Hordern & Sons warehouse, 53–63 Great Buckingham Street, Redfern
Built between 1887 and 1889 for manufacturers and retailers, A Hordern & Sons, this former factory complex represents the industrial development of Redfern during the late nineteenth century.
The site is historically significant for its connection to Australian manufacturing of furniture, mattresses, bath tubs, pressed metal ceilings, clothing and a large variety of household goods by Hordern & Sons from the late-nineteenth century to the mid-twentieth century.
The scale of the factories and stables within this complex demonstrate the growth of Hornern & Sons, the size of its operations as one of Sydney's largest retailers and manufacturers for over a century, and the popularity of its products during the late nineteenth century. As one of the first factory sites built for Hordern & Sons, it also represents this major retailer’s transition from importing to manufacturing products locally.
Wrigley’s factory, 6–8 Crewe Place, Rosebery
Purpose-built in 1919 and extended in 1929 for the major American chewing gum manufacturers, Wrigley’s (Australasia), the former factory represents the model industrial development of Rosebery during the inter-war period.
Rosebery was planned by John Sulman in 1911-20 as a model suburb for both housing and industry, and this former factory is the oldest-known surviving industrial building constructed in that subdivision.
The factory is historically significant as surviving evidence of the former confectionary precinct that once defined this part of Rosebery when the large Stedman-Henderson's sweets factory from the same period was located opposite.
As the headquarters and principal factory for Wrigleys in NSW from the 1910s to the 50s, the site also provides evidence of the twentieth century operations of this major chewing gum manufacturer. The construction and scale of the former factory demonstrates the modern aspirations and growth of the company, and popularity of its products during the twentieth century.
David Jones factory, 47–97 Marlborough Street, Surry Hills
Built in 1914-1935 for major Australian retailer David Jones this building represents the industrial development of Surry Hills during the early twentieth century. It is historically significant for its connection to the Australian manufacturing of clothing and household goods.

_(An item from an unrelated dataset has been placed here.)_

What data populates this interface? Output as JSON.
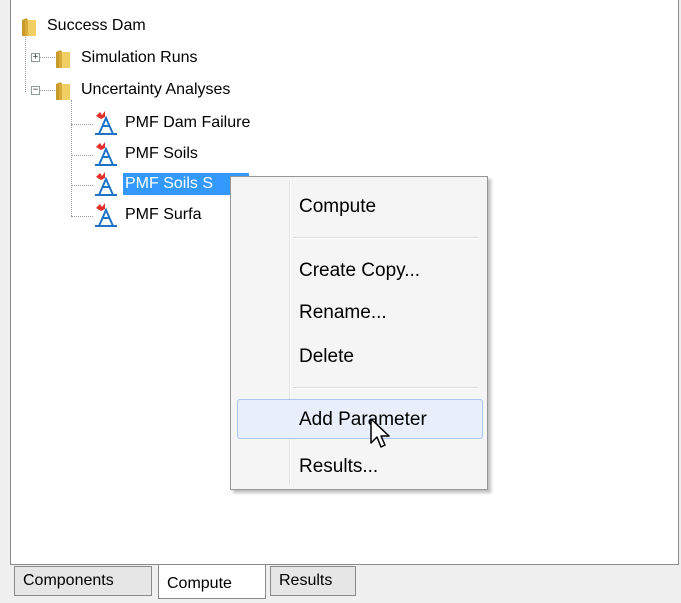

The factory has significant associations with one of the largest and oldest department stores in Australia, David Jones, for most of the twentieth century from 1914 to the 70s, and the large range of clothing, furniture, luggage, homewares and kitchen fittings produced by David Jones during this period. The construction of this large-scale factory provides evidence of a major period of growth for David Jones and the popularity of its products during the early twentieth century. The site also represents this major retailer’s transition from importing to manufacturing products locally.
As a major former employer in Sydney with 800 people working at this site by 1921, the factory is likely to have social value to the community of former factory workers for David Jones.
Former Coote and Jorgenson Engineers factory, 602-612 Botany Road, Alexandria
Built in 1937 and 1942 for machinery manufacturers, Coote and Jorgenson Engineers, this former factory represents the industrial development of Alexandria during the mid-twentieth century.
It is historically significant for its connection to the Australian manufacturing of tanks and maritime craft for World War II and automotive and farm machinery during peacetime, and as evidence of this formerly widespread engineering industry in Alexandria.
While openings and brickwork on the ground floor have been altered for subsequent uses, the buildings retain a high degree of architectural integrity externally on the first floor and can still be recognised as industrial buildings from the inter-war period.
Comprehensive heritage reports for all 62 listings can be viewed at sydneyyoursay.com